This is not a pro-independence argument. As the International Crisis Group warns, West Papuan leaders "should move beyond non-negotiable demands and offer realistic policy options to make autonomy work". Neither a settlement nor the Indonesia-Australia relationship can work without realistic acceptance of each other's problems and obligations. Australia cannot yield on human rights law, but it also must reassure Indonesia that it is keen to work together to avoid the bloodshed and division that "another East Timor" would bring.

Yudhoyono's Papua challenge

Sydney Morning Herald
March 28, 2006

INDONESIA'S Foreign Ministry made a number of accurate points in its blast at Australia's decision to give temporary protection visas - in effect, political asylum - to 42 of the Papuans whose outrigger canoe landed in Australia in January. To some extent, the Howard Government's actions show double standards when compared with its stand during the Tampa episode. And yes, there are elements in Australia supporting Papua's detachment from Indonesia - quite a lot actually, even if few think it a likely prospect.

But in this case, Australia's responsibilities under refugee treaties could not be fudged. The Papuans had made it directly to the Australian mainland as their first country of refuge. The 42 include the family of Thomas Wainggai, who died 10 years ago in a Jakarta prison serving a life sentence for raising the Papuan independence flag, making them lifelong "persons of interest" to security agencies. At present, there is more tension between Papuans and authorities, which started among panhandlers seeking gold from the giant Freeport mine's waste, and spread to the student body of Papua's main university. Regrettably, protesters killed four security men, inflaming the situation to the point where widespread reprisals are easy to envisage, despite Jakarta's assurances. Indeed, hundreds of students are said to have gone into hiding, or headed for the Papua New Guinea border.

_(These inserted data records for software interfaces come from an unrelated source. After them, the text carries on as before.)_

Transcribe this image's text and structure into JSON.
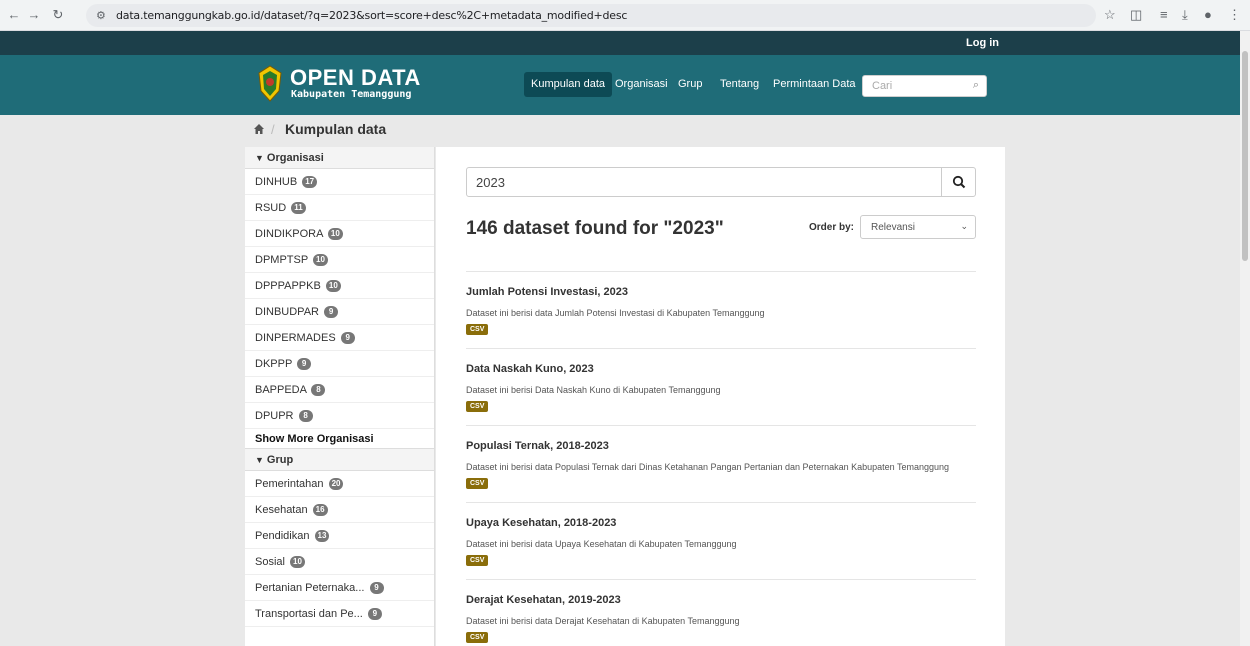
{
  "browser": {
    "url": "data.temanggungkab.go.id/dataset/?q=2023&sort=score+desc%2C+metadata_modified+desc"
  },
  "header": {
    "login": "Log in",
    "brand_title": "OPEN DATA",
    "brand_subtitle": "Kabupaten Temanggung",
    "nav": [
      "Kumpulan data",
      "Organisasi",
      "Grup",
      "Tentang",
      "Permintaan Data"
    ],
    "search_placeholder": "Cari"
  },
  "breadcrumb": {
    "current": "Kumpulan data"
  },
  "sidebar": {
    "organisasi": {
      "title": "Organisasi",
      "items": [
        {
          "label": "DINHUB",
          "count": "17"
        },
        {
          "label": "RSUD",
          "count": "11"
        },
        {
          "label": "DINDIKPORA",
          "count": "10"
        },
        {
          "label": "DPMPTSP",
          "count": "10"
        },
        {
          "label": "DPPPAPPKB",
          "count": "10"
        },
        {
          "label": "DINBUDPAR",
          "count": "9"
        },
        {
          "label": "DINPERMADES",
          "count": "9"
        },
        {
          "label": "DKPPP",
          "count": "9"
        },
        {
          "label": "BAPPEDA",
          "count": "8"
        },
        {
          "label": "DPUPR",
          "count": "8"
        }
      ],
      "show_more": "Show More Organisasi"
    },
    "grup": {
      "title": "Grup",
      "items": [
        {
          "label": "Pemerintahan",
          "count": "20"
        },
        {
          "label": "Kesehatan",
          "count": "16"
        },
        {
          "label": "Pendidikan",
          "count": "13"
        },
        {
          "label": "Sosial",
          "count": "10"
        },
        {
          "label": "Pertanian Peternaka...",
          "count": "9"
        },
        {
          "label": "Transportasi dan Pe...",
          "count": "9"
        }
      ]
    }
  },
  "main": {
    "query": "2023",
    "found_text": "146 dataset found for \"2023\"",
    "order_label": "Order by:",
    "order_value": "Relevansi",
    "results": [
      {
        "title": "Jumlah Potensi Investasi, 2023",
        "desc": "Dataset ini berisi data Jumlah Potensi Investasi di Kabupaten Temanggung",
        "format": "CSV"
      },
      {
        "title": "Data Naskah Kuno, 2023",
        "desc": "Dataset ini berisi Data Naskah Kuno di Kabupaten Temanggung",
        "format": "CSV"
      },
      {
        "title": "Populasi Ternak, 2018-2023",
        "desc": "Dataset ini berisi data Populasi Ternak dari Dinas Ketahanan Pangan Pertanian dan Peternakan Kabupaten Temanggung",
        "format": "CSV"
      },
      {
        "title": "Upaya Kesehatan, 2018-2023",
        "desc": "Dataset ini berisi data Upaya Kesehatan di Kabupaten Temanggung",
        "format": "CSV"
      },
      {
        "title": "Derajat Kesehatan, 2019-2023",
        "desc": "Dataset ini berisi data Derajat Kesehatan di Kabupaten Temanggung",
        "format": "CSV"
      }
    ]
  }
}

Whether the trickle into Australia and PNG turns into a flood depends mostly on how President Susilo Bambang Yudhoyono and his Government address the special case of Papua, which was fumbled by his three post-Soeharto predecessors. Having worked out a settlement to the 30-year Aceh conflict, Dr Yudhoyono might apply his evident peacemaking skills to the other end of the archipelago. This would be buttressed by his quiet efforts to reform the Indonesian military, which has played a harsh, extortionate role in Papua.

Plans to cede more autonomy and resource revenue to Papua have been put up since Soeharto fell in 1998. But there has been backtracking, chiefly through schemes to split Papua into two or three provinces, and little sign of much new funding going to health services and education in the villages. If Jakarta worries about East Timor-style activism, Papuans worry about the arrival of East Timor-model militias. Naturally, Jakarta is hesitant about autonomy, fearing it will be taken as a floor rather than a ceiling. Papuan nationalism seems so deeply instilled in the population that it may be nurtured only by more welfare and greater self-rule. The sense of betrayal persists over the Indonesian-manipulated Act of Free Choice in 1969. With the Freeport mine, the Tangguh gas field, its sizeable oilfields, and the tropical hardwood being smuggled to China, a breakaway Papua would be viable enough. But where is the foreign support? Meanwhile, the record of PNG, the Solomon Islands, Fiji and Vanuatu is hardly an advertisement for Melanesian independence.

Whatever its fears, a democratic Indonesia cannot go back to the Soeharto-era formula of tight military control, restricted access and population-engineering through the now-abandoned transmigration scheme. Nor can scrutiny be wished away. Friendly governments cannot crack down on peaceful criticism and advocacy. Jakarta must engage with the Papuan challenges, and openness will tend to bring out the best in Indonesia.